A new black tarantula species – discovered near Folsom State Prison in California – was named after the renowned singer Johnny Cash.
The species, called Aphonopelma johnnycashi, is abundant in the American southwest near California’s Folsom State Prison – a location where Johnny Cash recorded a live album in 1968 and also performed, and which had inspired the song “Folsom Prison Blues.”
A total of fourteen new tarantula species were discovered as part of a study in which researchers looked at almost 3,000 tarantulas from across the American Southwest. In the study – published Thursday (Feb. 4) in the online journal ZooKeys – the researchers analysed tarantula DNA, behaviour, anatomy, and geography, to get the most comprehensive overview of tarantulas.

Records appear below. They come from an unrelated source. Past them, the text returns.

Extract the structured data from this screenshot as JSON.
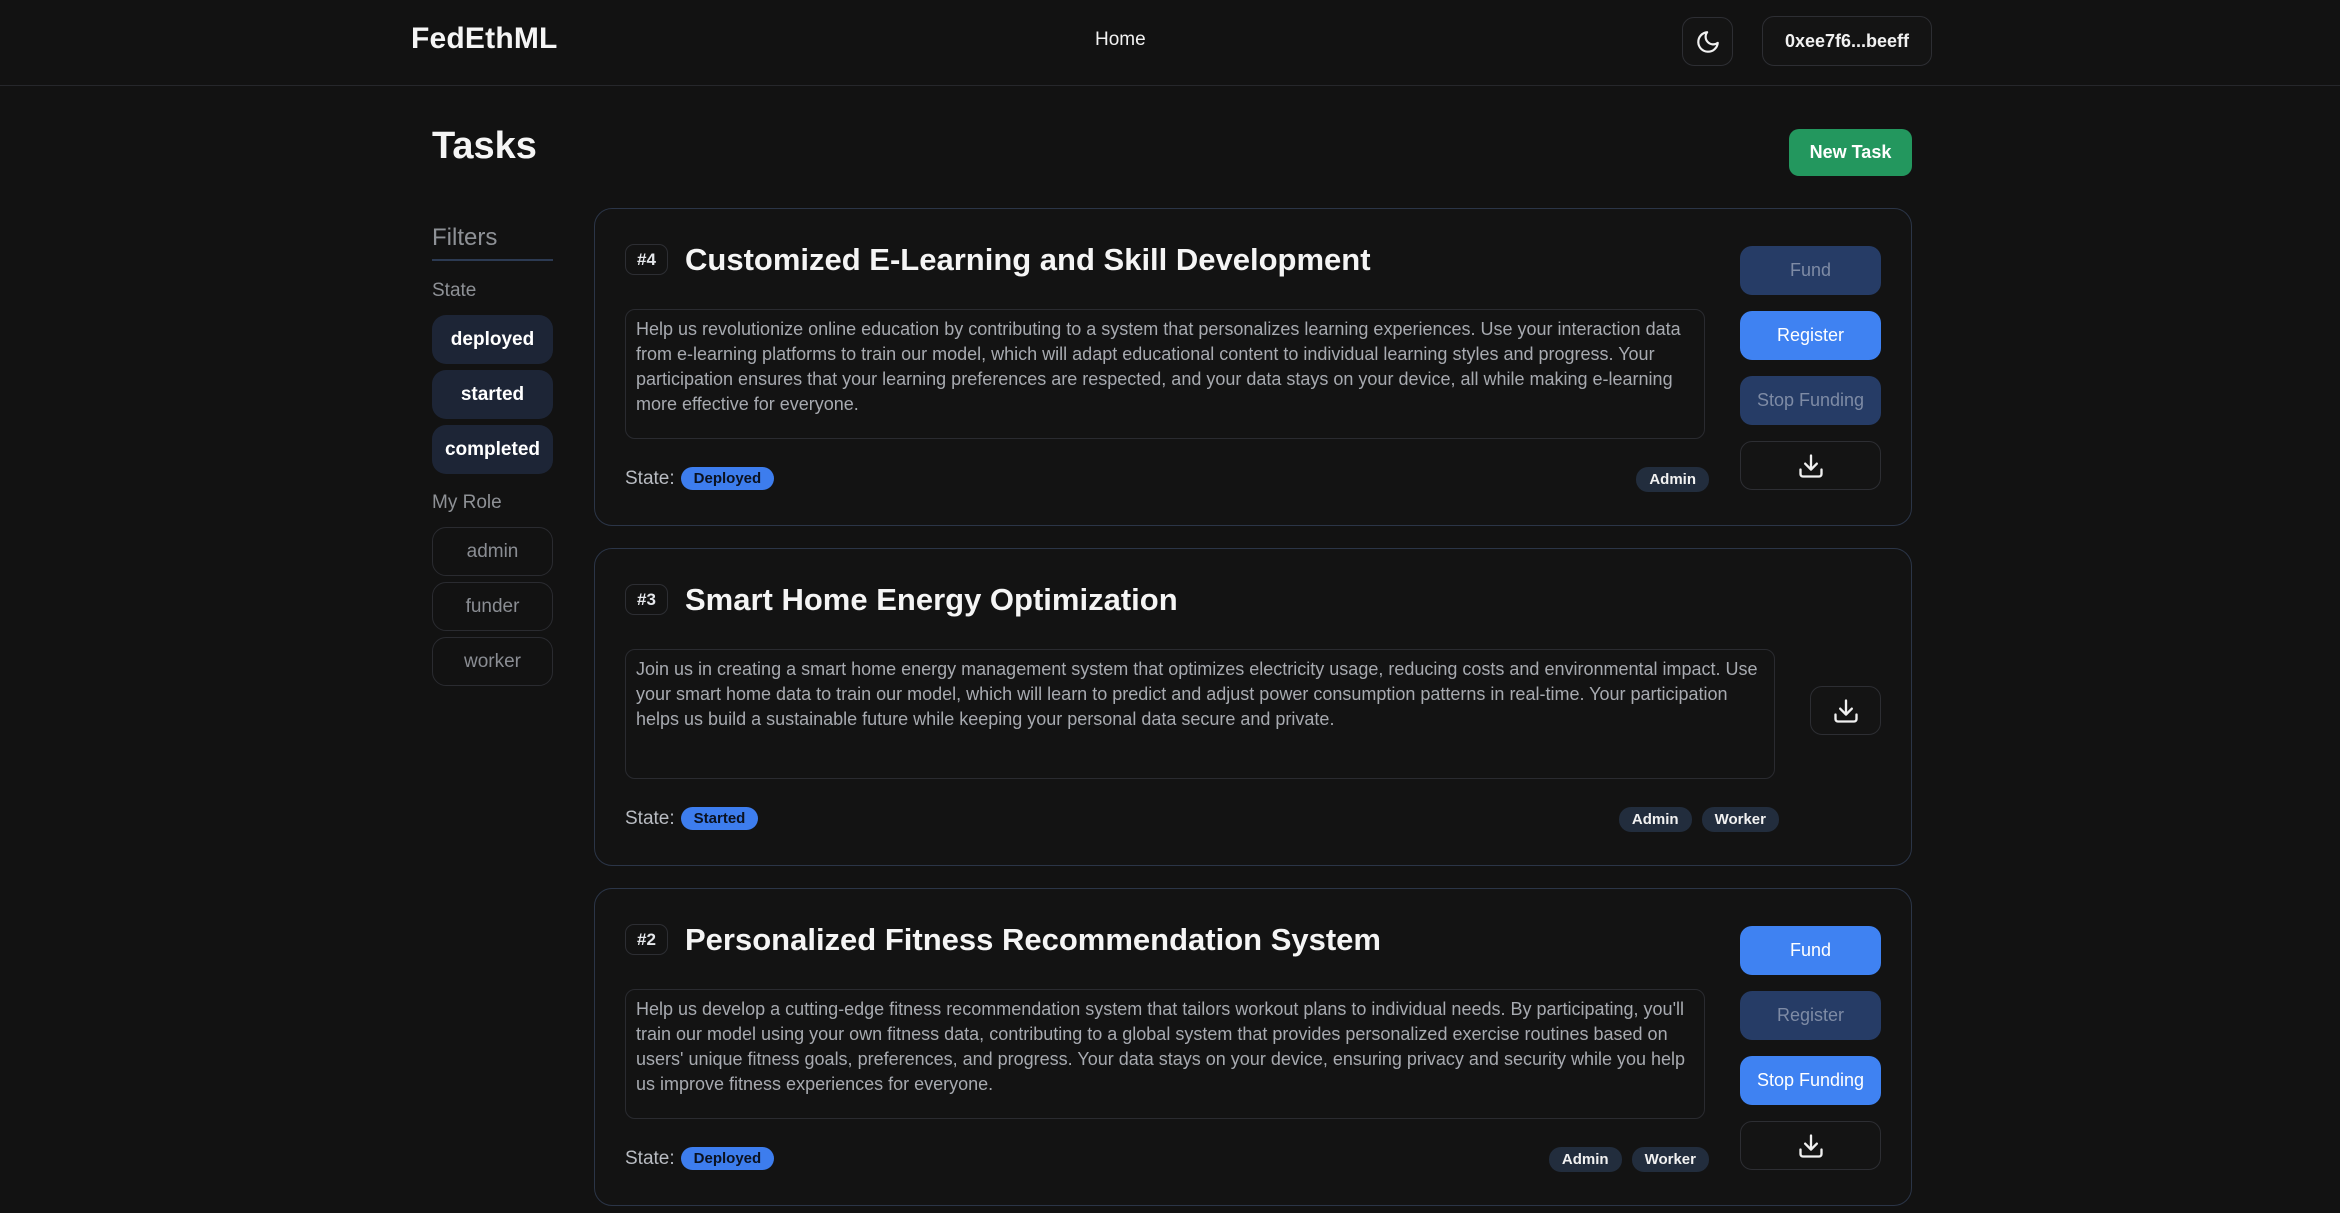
{
  "navbar": {
    "brand": "FedEthML",
    "home_link": "Home",
    "theme_icon": "moon-icon",
    "wallet_address": "0xee7f6...beeff"
  },
  "page": {
    "title": "Tasks",
    "new_task_label": "New Task"
  },
  "filters": {
    "title": "Filters",
    "state_label": "State",
    "states": [
      "deployed",
      "started",
      "completed"
    ],
    "role_label": "My Role",
    "roles": [
      "admin",
      "funder",
      "worker"
    ]
  },
  "tasks": [
    {
      "id": "#4",
      "title": "Customized E-Learning and Skill Development",
      "description": "Help us revolutionize online education by contributing to a system that personalizes learning experiences. Use your interaction data from e-learning platforms to train our model, which will adapt educational content to individual learning styles and progress. Your participation ensures that your learning preferences are respected, and your data stays on your device, all while making e-learning more effective for everyone.",
      "state_label": "State:",
      "state": "Deployed",
      "roles": [
        "Admin"
      ],
      "actions": {
        "fund": "Fund",
        "register": "Register",
        "stop_funding": "Stop Funding",
        "download_icon": "download-icon"
      }
    },
    {
      "id": "#3",
      "title": "Smart Home Energy Optimization",
      "description": "Join us in creating a smart home energy management system that optimizes electricity usage, reducing costs and environmental impact. Use your smart home data to train our model, which will learn to predict and adjust power consumption patterns in real-time. Your participation helps us build a sustainable future while keeping your personal data secure and private.",
      "state_label": "State:",
      "state": "Started",
      "roles": [
        "Admin",
        "Worker"
      ],
      "actions": {
        "download_icon": "download-icon"
      }
    },
    {
      "id": "#2",
      "title": "Personalized Fitness Recommendation System",
      "description": "Help us develop a cutting-edge fitness recommendation system that tailors workout plans to individual needs. By participating, you'll train our model using your own fitness data, contributing to a global system that provides personalized exercise routines based on users' unique fitness goals, preferences, and progress. Your data stays on your device, ensuring privacy and security while you help us improve fitness experiences for everyone.",
      "state_label": "State:",
      "state": "Deployed",
      "roles": [
        "Admin",
        "Worker"
      ],
      "actions": {
        "fund": "Fund",
        "register": "Register",
        "stop_funding": "Stop Funding",
        "download_icon": "download-icon"
      }
    }
  ],
  "colors": {
    "background": "#121212",
    "accent_blue": "#3f82f2",
    "accent_green": "#23975e",
    "disabled_blue": "#263c66"
  }
}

Dr. Chris Hamilton, lead author of the study and an arachnologist and graduate student at Auburn University’s Department of Biological Sciences, said that although tarantulas as a group are quite well known to the public – thanks to their representation in pop culture – a lot less is known about their diversity, distribution, and how they live in the wild.
Tarantulas can vary in size – from tiny individuals to those that have six-inch-long (fifteen cm) legs – but their anatomical features do not vary as much. Hamilton and his colleagues analyzed tarantulas from different locations in the south-western U.S. To allow the people to send the researchers specimens, Brent Hendrixson, study co-author and chairman of the Department of Biology at Millsaps College in Mississippi, developed a Web page.
Jason Bond, the study’s senior author and director of the Auburn University Museum of Natural History (AUMNH), said that the tarantula collection (more than 2,300 specimens) from the museum also proved useful for the new study. They provided data on variations between biogeography and tarantula populations, Bond noted.
Apart from A. johnnycashi, which was named after “The Man in Black” (Cash’s nickname), some of the new spider species were named in reference to where they were found. For instance there is A. superstitionense (the Superstition Mountains) and A. saguaro (Saguaro National Park). A. xwalxwal was named after a word in the language of Cahuilla Native Americans, which means ‘type of small spider.’ A. moellendorfii was named after arachnologist Dave Moellendorf.
Paula Cushing of the Denver Museum of Nature and Science, said that the new study is a very important contribution to arachnology.
Image Source: tierwelt